◆ Problem description
Look below for the line with "Extract the structured". Retype it and every line after it to the end, exactly, but leave out the pictures.

◆ Task data
▬▬▬▬▬▬
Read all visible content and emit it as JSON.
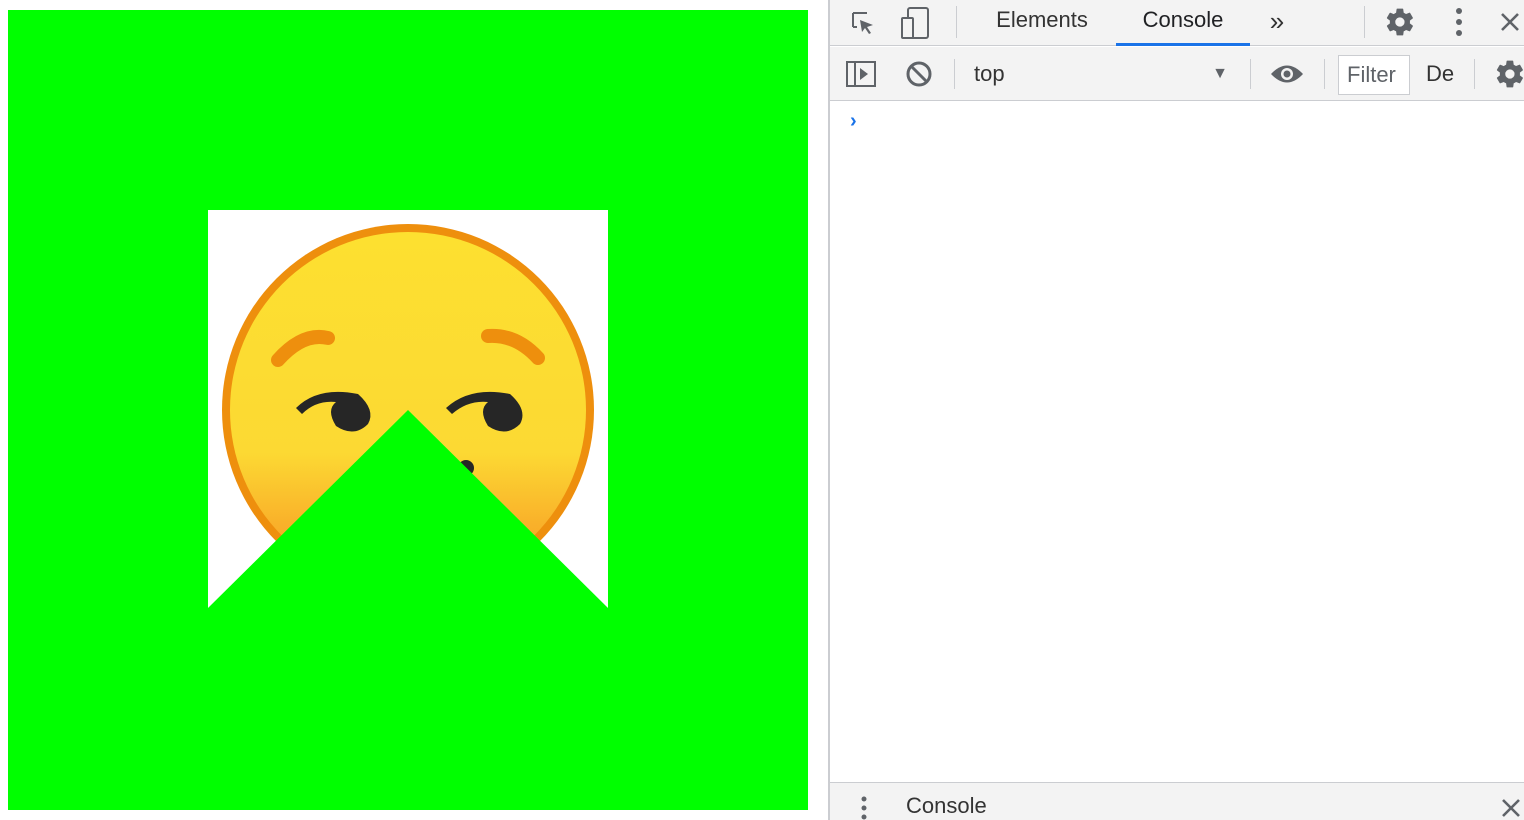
{
  "page": {
    "background_color": "#00ff00",
    "frame_color": "#ffffff",
    "emoji_icon": "smirking-face-icon"
  },
  "devtools": {
    "tabs": [
      {
        "label": "Elements",
        "selected": false
      },
      {
        "label": "Console",
        "selected": true
      }
    ],
    "more_tabs_icon": "double-chevron-right-icon",
    "toolbar": {
      "context": "top",
      "filter_placeholder": "Filter",
      "levels_label": "De"
    },
    "console": {
      "prompt": "›"
    },
    "drawer": {
      "tab_label": "Console"
    },
    "accent_color": "#1a73e8"
  }
}
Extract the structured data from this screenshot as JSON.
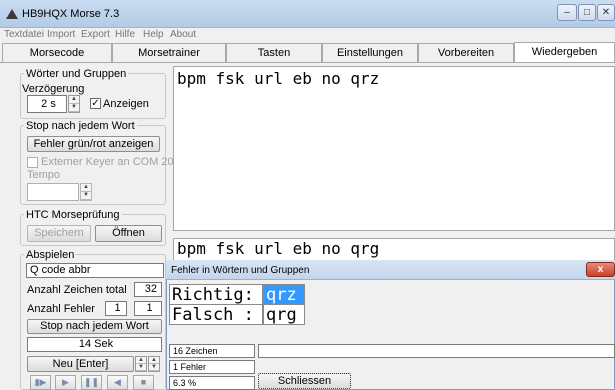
{
  "window": {
    "title": "HB9HQX Morse 7.3",
    "minimize": "–",
    "maximize": "□",
    "close": "✕"
  },
  "menu": [
    "Textdatei",
    "Import",
    "Export",
    "Hilfe",
    "Help",
    "About"
  ],
  "tabs": [
    "Morsecode",
    "Morsetrainer",
    "Tasten",
    "Einstellungen",
    "Vorbereiten",
    "Wiedergeben"
  ],
  "left": {
    "group1": {
      "label": "Wörter und Gruppen",
      "delay_label": "Verzögerung",
      "delay_value": "2 s",
      "show_label": "Anzeigen",
      "show_checked": "✓"
    },
    "group2": {
      "label": "Stop nach jedem Wort",
      "errors_button": "Fehler grün/rot anzeigen",
      "ext_keyer": "Externer Keyer an COM 20",
      "tempo": "Tempo"
    },
    "group3": {
      "label": "HTC Morseprüfung",
      "save_button": "Speichern",
      "open_button": "Öffnen"
    },
    "group4": {
      "label": "Abspielen",
      "mode_value": "Q code abbr",
      "chars_total_label": "Anzahl Zeichen total",
      "chars_total_value": "32",
      "errors_label": "Anzahl Fehler",
      "errors_value_a": "1",
      "errors_value_b": "1",
      "stop_button": "Stop nach jedem Wort",
      "time_value": "14 Sek",
      "new_button": "Neu  [Enter]"
    }
  },
  "main": {
    "text_top": "bpm fsk url eb no qrz",
    "text_bottom": "bpm fsk url eb no qrg"
  },
  "dialog": {
    "title": "Fehler in Wörtern und Gruppen",
    "close": "x",
    "correct_label": "Richtig:",
    "correct_value": "qrz",
    "wrong_label": "Falsch :",
    "wrong_value": "qrg",
    "chars": "16 Zeichen",
    "errors": "1 Fehler",
    "percent": "6.3 %",
    "close_button": "Schliessen"
  },
  "player": [
    "▮▶",
    "▶",
    "❚❚",
    "◀",
    "■"
  ]
}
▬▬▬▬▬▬
◆ Output below
Extract the structured data from this screenshot as JSON.
{
  "window": {
    "title": "HB9HQX Morse 7.3",
    "minimize": "–",
    "maximize": "□",
    "close": "✕"
  },
  "menu": [
    "Textdatei",
    "Import",
    "Export",
    "Hilfe",
    "Help",
    "About"
  ],
  "tabs": [
    "Morsecode",
    "Morsetrainer",
    "Tasten",
    "Einstellungen",
    "Vorbereiten",
    "Wiedergeben"
  ],
  "left": {
    "group1": {
      "label": "Wörter und Gruppen",
      "delay_label": "Verzögerung",
      "delay_value": "2 s",
      "show_label": "Anzeigen",
      "show_checked": "✓"
    },
    "group2": {
      "label": "Stop nach jedem Wort",
      "errors_button": "Fehler grün/rot anzeigen",
      "ext_keyer": "Externer Keyer an COM 20",
      "tempo": "Tempo"
    },
    "group3": {
      "label": "HTC Morseprüfung",
      "save_button": "Speichern",
      "open_button": "Öffnen"
    },
    "group4": {
      "label": "Abspielen",
      "mode_value": "Q code abbr",
      "chars_total_label": "Anzahl Zeichen total",
      "chars_total_value": "32",
      "errors_label": "Anzahl Fehler",
      "errors_value_a": "1",
      "errors_value_b": "1",
      "stop_button": "Stop nach jedem Wort",
      "time_value": "14 Sek",
      "new_button": "Neu  [Enter]"
    }
  },
  "main": {
    "text_top": "bpm fsk url eb no qrz",
    "text_bottom": "bpm fsk url eb no qrg"
  },
  "dialog": {
    "title": "Fehler in Wörtern und Gruppen",
    "close": "x",
    "correct_label": "Richtig:",
    "correct_value": "qrz",
    "wrong_label": "Falsch :",
    "wrong_value": "qrg",
    "chars": "16 Zeichen",
    "errors": "1 Fehler",
    "percent": "6.3 %",
    "close_button": "Schliessen"
  },
  "player": [
    "▮▶",
    "▶",
    "❚❚",
    "◀",
    "■"
  ]
}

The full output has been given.